In October, Ford himself testified before the House Judiciary Subcommittee on Criminal Justice in what may have been an unprecedented presidential visit to Capitol Hill. The televised hearing, chaired by Congressman William Hungate of Missouri, was clearly his forum for taking his case to the American people. Ford revealed that the matter had been discussed with General Haig before the resignation but denied that he had made any commitment. "I want to assure you, members of this subcommittee, members of Congress, and the American people, there was no deal, period, under no circumstances," he exclaimed at one point, pounding on the table. "I wanted to do all I could to shift our attentions from the pursuit of a fallen President to the pursuit of the urgent needs of a rising nation," he explained. Nixon, he held, had already paid a sufficient price, and his poor health had been another consideration. And, furthermore, the nation could ill afford a legal circus that might go on for several years. It was time to leave all that behind and go on with the nation's business.
Serious questions have been raised about Ford's denial of a "deal" or "understanding." There is no doubt about the attention given to the pardon option both before and after Nixon's resignation, with Alexander Haig in charge of the arrangements. Ford was a central figure in helping to derail the inquiry by Congressman Wright Patman into the connection between the money found on the Watergate burglars and the Committee for the Re-Election of the President (CREEP).
"Nixon had Ford totally under his thumb," Alexander P. Butterfield, a former Nixon White House appointments secretary, told Seymour Hersh. But Ford held out before he would deliver: he wanted, as Hersh reports, "some concessions from Nixon on the relocation of his papers and tape recordings." Some White House aides also pressed for an act of contrition from Nixon as a prerequisite to a pardon. Hersh also reported that Nixon, impatient and concerned that the understanding would collapse, telephoned Ford on the night of 7 September to warn that he would make public a claim that he had been promised the pardon in exchange for relinquishing the presidency. The new president made his announcement the following morning. The arrangement also involved giving Nixon custody of the papers and tapes, which would be housed in a government storage facility near San Clemente, California.

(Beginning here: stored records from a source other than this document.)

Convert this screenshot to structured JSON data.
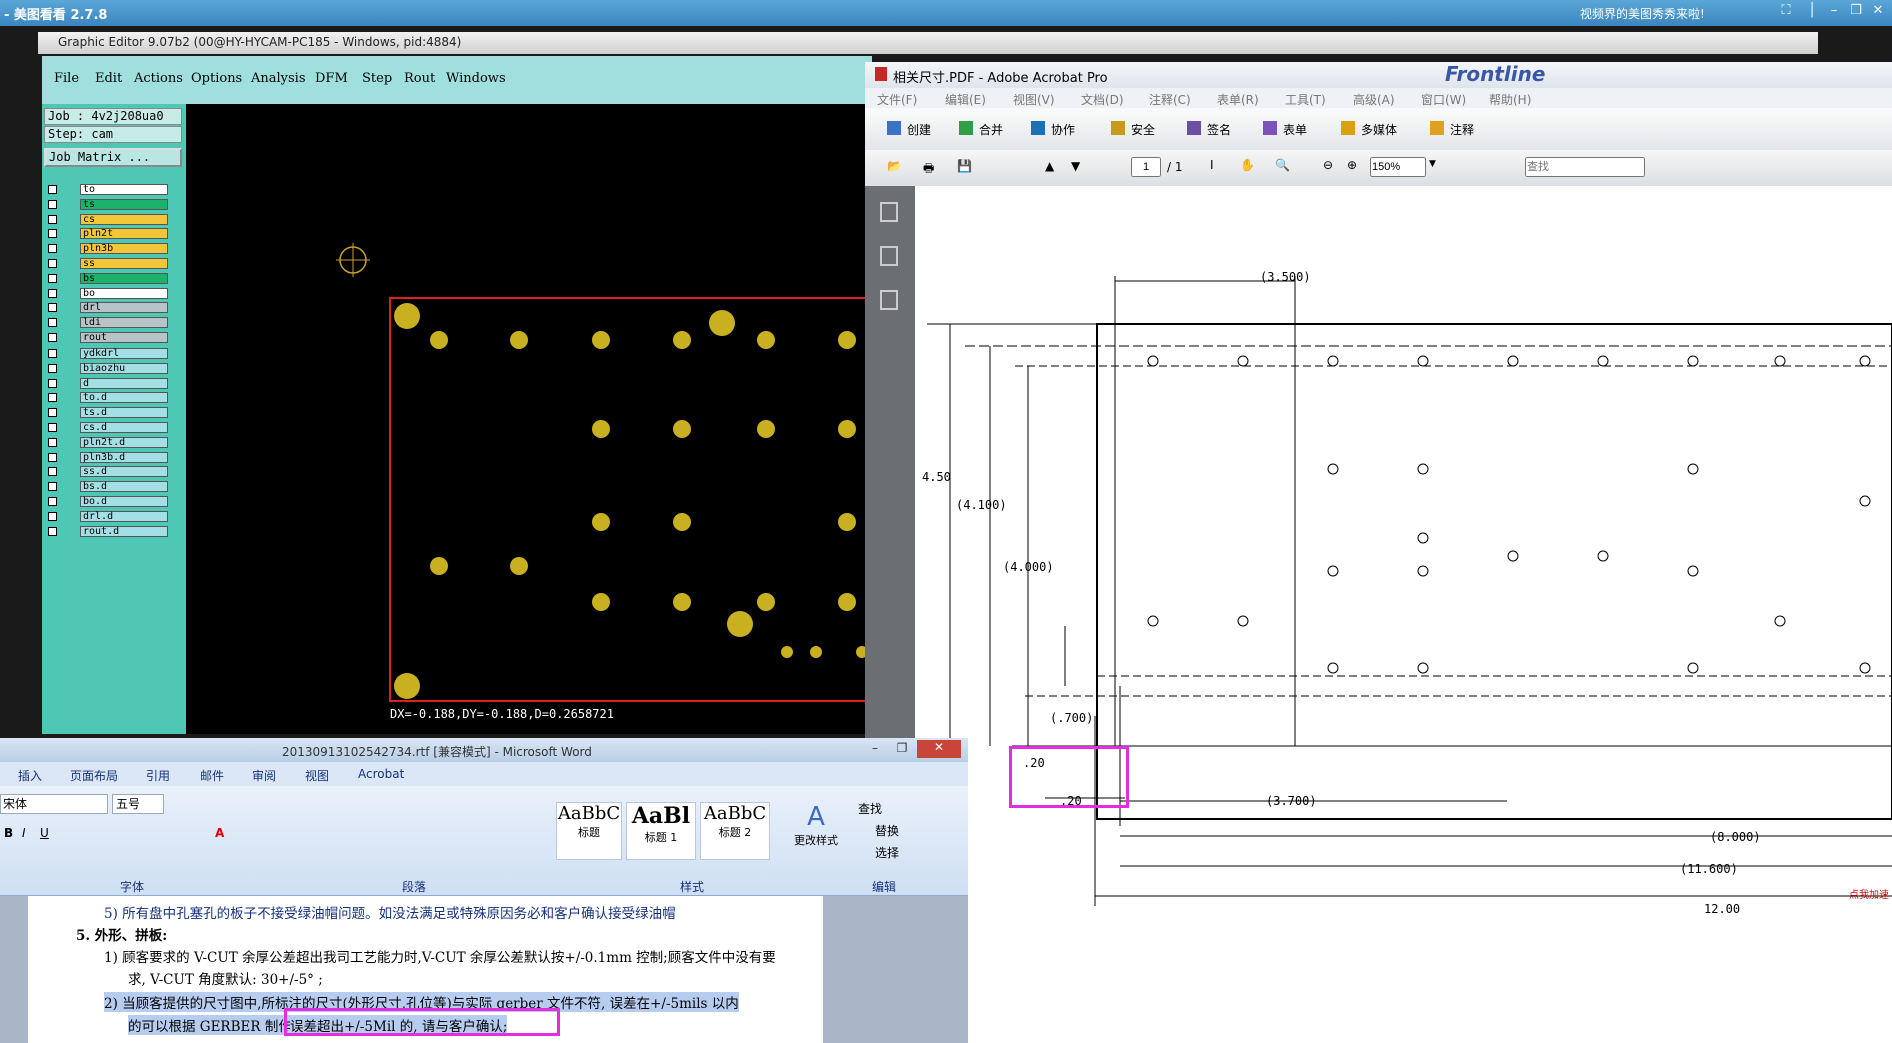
{
  "viewer": {
    "title": "- 美图看看 2.7.8",
    "promo": "视频界的美图秀秀来啦!"
  },
  "graphic_editor": {
    "title": "Graphic Editor 9.07b2 (00@HY-HYCAM-PC185 - Windows, pid:4884)",
    "menu": [
      "File",
      "Edit",
      "Actions",
      "Options",
      "Analysis",
      "DFM",
      "Step",
      "Rout",
      "Windows"
    ],
    "job": "Job : 4v2j208ua0",
    "step": "Step: cam",
    "job_matrix": "Job Matrix ...",
    "layers_group1": [
      "to",
      "ts",
      "cs",
      "pln2t",
      "pln3b",
      "ss",
      "bs",
      "bo"
    ],
    "layers_group2": [
      "drl",
      "ldi",
      "rout"
    ],
    "layers_group3": [
      "ydkdrl",
      "biaozhu",
      "d",
      "to.d",
      "ts.d",
      "cs.d",
      "pln2t.d",
      "pln3b.d",
      "ss.d",
      "bs.d",
      "bo.d",
      "drl.d",
      "rout.d"
    ],
    "coord_readout": "DX=-0.188,DY=-0.188,D=0.2658721"
  },
  "acrobat": {
    "title": "相关尺寸.PDF - Adobe Acrobat Pro",
    "menu": [
      "文件(F)",
      "编辑(E)",
      "视图(V)",
      "文档(D)",
      "注释(C)",
      "表单(R)",
      "工具(T)",
      "高级(A)",
      "窗口(W)",
      "帮助(H)"
    ],
    "toolbar": [
      "创建",
      "合并",
      "协作",
      "安全",
      "签名",
      "表单",
      "多媒体",
      "注释"
    ],
    "page_current": "1",
    "page_total": "/ 1",
    "zoom": "150%",
    "find_placeholder": "查找",
    "background_text": "Frontline",
    "dimensions": {
      "d3500": "(3.500)",
      "d450": "4.50",
      "d4100": "(4.100)",
      "d4000": "(4.000)",
      "d700": "(.700)",
      "d20a": ".20",
      "d20b": ".20",
      "d3700": "(3.700)",
      "d8000": "(8.000)",
      "d11600": "(11.600)",
      "d1200": "12.00"
    },
    "side_promo": "点我加速"
  },
  "word": {
    "title": "20130913102542734.rtf [兼容模式] - Microsoft Word",
    "tabs": [
      "插入",
      "页面布局",
      "引用",
      "邮件",
      "审阅",
      "视图",
      "Acrobat"
    ],
    "font_name": "宋体",
    "font_size": "五号",
    "styles": [
      {
        "preview": "AaBbC",
        "label": "标题"
      },
      {
        "preview": "AaBl",
        "label": "标题 1"
      },
      {
        "preview": "AaBbC",
        "label": "标题 2"
      }
    ],
    "change_styles": "更改样式",
    "edit": [
      "查找",
      "替换",
      "选择"
    ],
    "group_labels": [
      "字体",
      "段落",
      "样式",
      "编辑"
    ],
    "doc": {
      "line1": "5)  所有盘中孔塞孔的板子不接受绿油帽问题。如没法满足或特殊原因务必和客户确认接受绿油帽",
      "heading": "5.   外形、拼板:",
      "line3": "1)   顾客要求的 V-CUT 余厚公差超出我司工艺能力时,V-CUT 余厚公差默认按+/-0.1mm 控制;顾客文件中没有要",
      "line4": "求, V-CUT 角度默认: 30+/-5° ;",
      "line5": "2)   当顾客提供的尺寸图中,所标注的尺寸(外形尺寸,孔位等)与实际 gerber 文件不符, 误差在+/-5mils 以内",
      "line6a": "的可以根据 GERBER 制作,",
      "line6b": "误差超出+/-5Mil 的, 请与客户确认;"
    }
  }
}
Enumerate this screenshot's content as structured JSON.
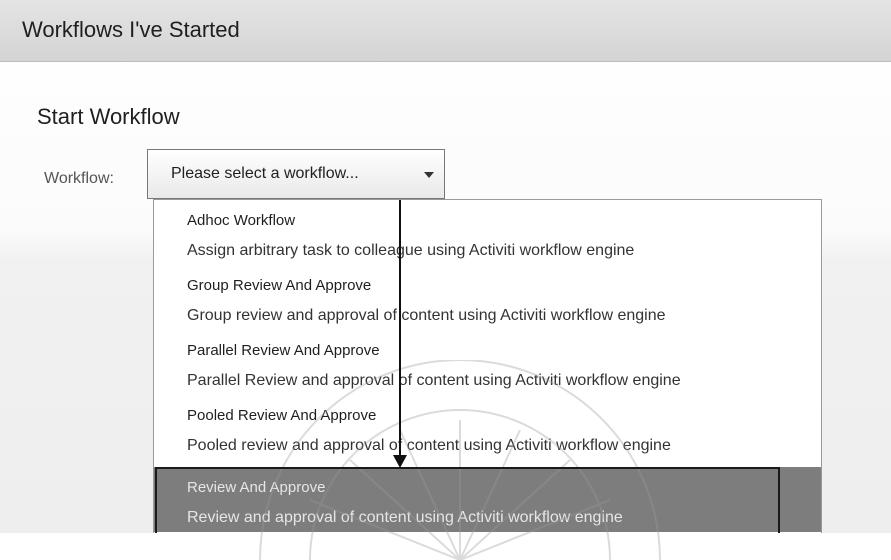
{
  "header": {
    "title": "Workflows I've Started"
  },
  "form": {
    "section_title": "Start Workflow",
    "workflow_label": "Workflow:",
    "select_placeholder": "Please select a workflow..."
  },
  "dropdown": {
    "options": [
      {
        "name": "Adhoc Workflow",
        "description": "Assign arbitrary task to colleague using Activiti workflow engine"
      },
      {
        "name": "Group Review And Approve",
        "description": "Group review and approval of content using Activiti workflow engine"
      },
      {
        "name": "Parallel Review And Approve",
        "description": "Parallel Review and approval of content using Activiti workflow engine"
      },
      {
        "name": "Pooled Review And Approve",
        "description": "Pooled review and approval of content using Activiti workflow engine"
      },
      {
        "name": "Review And Approve",
        "description": "Review and approval of content using Activiti workflow engine"
      }
    ],
    "highlighted_option": "Review And Approve"
  },
  "colors": {
    "header_bg": "#d9d9d9",
    "selected_option_bg": "#7d7d7d",
    "annotation": "#111111"
  },
  "icons": {
    "select_caret": "caret-down-icon"
  }
}
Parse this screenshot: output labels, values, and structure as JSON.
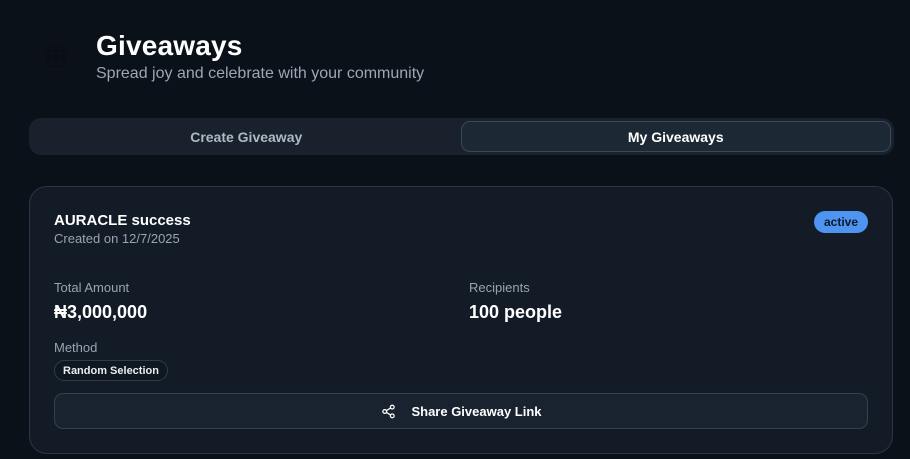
{
  "header": {
    "title": "Giveaways",
    "subtitle": "Spread joy and celebrate with your community",
    "icon": "gift-icon"
  },
  "tabs": [
    {
      "label": "Create Giveaway",
      "active": false
    },
    {
      "label": "My Giveaways",
      "active": true
    }
  ],
  "giveaway": {
    "title": "AURACLE success",
    "created": "Created on 12/7/2025",
    "status": "active",
    "total_amount_label": "Total Amount",
    "total_amount": "₦3,000,000",
    "recipients_label": "Recipients",
    "recipients": "100 people",
    "method_label": "Method",
    "method": "Random Selection",
    "share_label": "Share Giveaway Link",
    "share_icon": "share-icon"
  },
  "colors": {
    "background": "#0b1119",
    "card": "#131c26",
    "status_badge": "#4f94f0"
  }
}
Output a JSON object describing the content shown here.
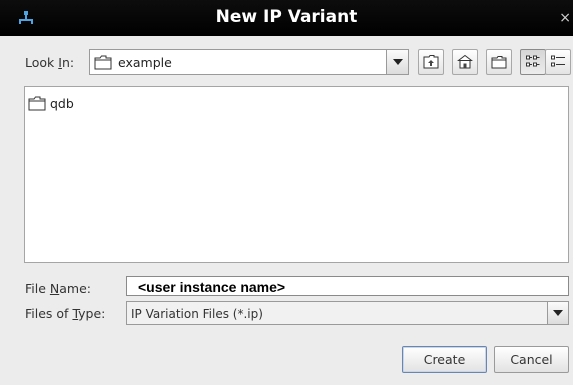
{
  "window": {
    "title": "New IP Variant",
    "close_glyph": "×"
  },
  "look_in": {
    "label_pre": "Look ",
    "label_mn": "I",
    "label_post": "n:",
    "value": "example",
    "icon": "folder-icon"
  },
  "toolbar": {
    "buttons": [
      "up-one-level-icon",
      "home-icon",
      "new-folder-icon",
      "list-view-icon",
      "details-view-icon"
    ]
  },
  "file_list": {
    "items": [
      {
        "name": "qdb",
        "icon": "folder-icon"
      }
    ]
  },
  "file_name": {
    "label_pre": "File ",
    "label_mn": "N",
    "label_post": "ame:",
    "value": "<user instance name>"
  },
  "files_of_type": {
    "label_pre": "Files of ",
    "label_mn": "T",
    "label_post": "ype:",
    "value": "IP Variation Files (*.ip)"
  },
  "buttons": {
    "create": "Create",
    "cancel": "Cancel"
  }
}
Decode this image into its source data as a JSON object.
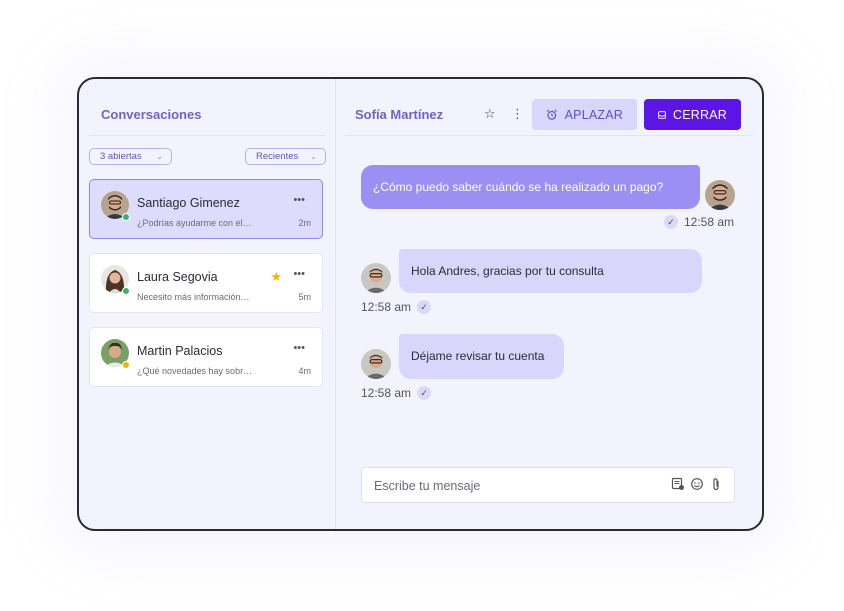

In what was a masterful example of bad timing, Ford announced the specifics of his amnesty proposal for Vietnam draft evaders only eight days later. Evaders who wanted vindication would have to swear allegiance and perform some low-paid alternate service. Comparisons with the Nixon pardon were inevitable. The discredited ex-president had gotten off scot-free; he had not even been compelled to admit his guilt. A more conservative view was expressed by Barry Goldwater, who charged that Ford's amnesty plan was a "step that is like throwing mud in the faces of the millions of men who had served this country."